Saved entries

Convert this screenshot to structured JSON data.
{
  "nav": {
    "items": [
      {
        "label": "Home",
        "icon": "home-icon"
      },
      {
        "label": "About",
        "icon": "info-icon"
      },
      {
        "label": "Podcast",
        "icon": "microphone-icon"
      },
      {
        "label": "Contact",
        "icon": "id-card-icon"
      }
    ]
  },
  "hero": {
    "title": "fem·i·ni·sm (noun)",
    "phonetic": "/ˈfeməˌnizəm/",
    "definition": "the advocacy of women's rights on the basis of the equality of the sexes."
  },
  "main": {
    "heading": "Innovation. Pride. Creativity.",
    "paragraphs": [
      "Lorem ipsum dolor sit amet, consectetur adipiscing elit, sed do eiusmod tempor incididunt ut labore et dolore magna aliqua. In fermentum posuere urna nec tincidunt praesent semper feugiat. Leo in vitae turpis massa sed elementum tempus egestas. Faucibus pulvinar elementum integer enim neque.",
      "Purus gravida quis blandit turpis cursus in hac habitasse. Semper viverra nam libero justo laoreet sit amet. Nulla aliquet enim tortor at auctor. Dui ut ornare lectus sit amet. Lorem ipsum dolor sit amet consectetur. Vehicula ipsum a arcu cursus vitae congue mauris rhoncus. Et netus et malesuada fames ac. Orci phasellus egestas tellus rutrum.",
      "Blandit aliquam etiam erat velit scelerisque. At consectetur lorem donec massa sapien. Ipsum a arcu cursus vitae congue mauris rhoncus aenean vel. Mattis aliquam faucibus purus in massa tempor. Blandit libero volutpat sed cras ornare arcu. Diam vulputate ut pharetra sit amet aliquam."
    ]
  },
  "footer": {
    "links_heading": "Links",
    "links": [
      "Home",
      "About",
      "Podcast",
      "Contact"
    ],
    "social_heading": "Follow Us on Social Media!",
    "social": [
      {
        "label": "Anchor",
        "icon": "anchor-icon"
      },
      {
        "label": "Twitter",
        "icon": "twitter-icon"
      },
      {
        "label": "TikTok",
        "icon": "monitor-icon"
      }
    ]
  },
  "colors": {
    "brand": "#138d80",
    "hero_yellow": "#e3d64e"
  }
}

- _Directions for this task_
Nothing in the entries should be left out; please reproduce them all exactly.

- _Answer box_
Convert this screenshot to structured JSON data.
{
  "nav": {
    "items": [
      {
        "label": "Home",
        "icon": "home-icon"
      },
      {
        "label": "About",
        "icon": "info-icon"
      },
      {
        "label": "Podcast",
        "icon": "microphone-icon"
      },
      {
        "label": "Contact",
        "icon": "id-card-icon"
      }
    ]
  },
  "hero": {
    "title": "fem·i·ni·sm (noun)",
    "phonetic": "/ˈfeməˌnizəm/",
    "definition": "the advocacy of women's rights on the basis of the equality of the sexes."
  },
  "main": {
    "heading": "Innovation. Pride. Creativity.",
    "paragraphs": [
      "Lorem ipsum dolor sit amet, consectetur adipiscing elit, sed do eiusmod tempor incididunt ut labore et dolore magna aliqua. In fermentum posuere urna nec tincidunt praesent semper feugiat. Leo in vitae turpis massa sed elementum tempus egestas. Faucibus pulvinar elementum integer enim neque.",
      "Purus gravida quis blandit turpis cursus in hac habitasse. Semper viverra nam libero justo laoreet sit amet. Nulla aliquet enim tortor at auctor. Dui ut ornare lectus sit amet. Lorem ipsum dolor sit amet consectetur. Vehicula ipsum a arcu cursus vitae congue mauris rhoncus. Et netus et malesuada fames ac. Orci phasellus egestas tellus rutrum.",
      "Blandit aliquam etiam erat velit scelerisque. At consectetur lorem donec massa sapien. Ipsum a arcu cursus vitae congue mauris rhoncus aenean vel. Mattis aliquam faucibus purus in massa tempor. Blandit libero volutpat sed cras ornare arcu. Diam vulputate ut pharetra sit amet aliquam."
    ]
  },
  "footer": {
    "links_heading": "Links",
    "links": [
      "Home",
      "About",
      "Podcast",
      "Contact"
    ],
    "social_heading": "Follow Us on Social Media!",
    "social": [
      {
        "label": "Anchor",
        "icon": "anchor-icon"
      },
      {
        "label": "Twitter",
        "icon": "twitter-icon"
      },
      {
        "label": "TikTok",
        "icon": "monitor-icon"
      }
    ]
  },
  "colors": {
    "brand": "#138d80",
    "hero_yellow": "#e3d64e"
  }
}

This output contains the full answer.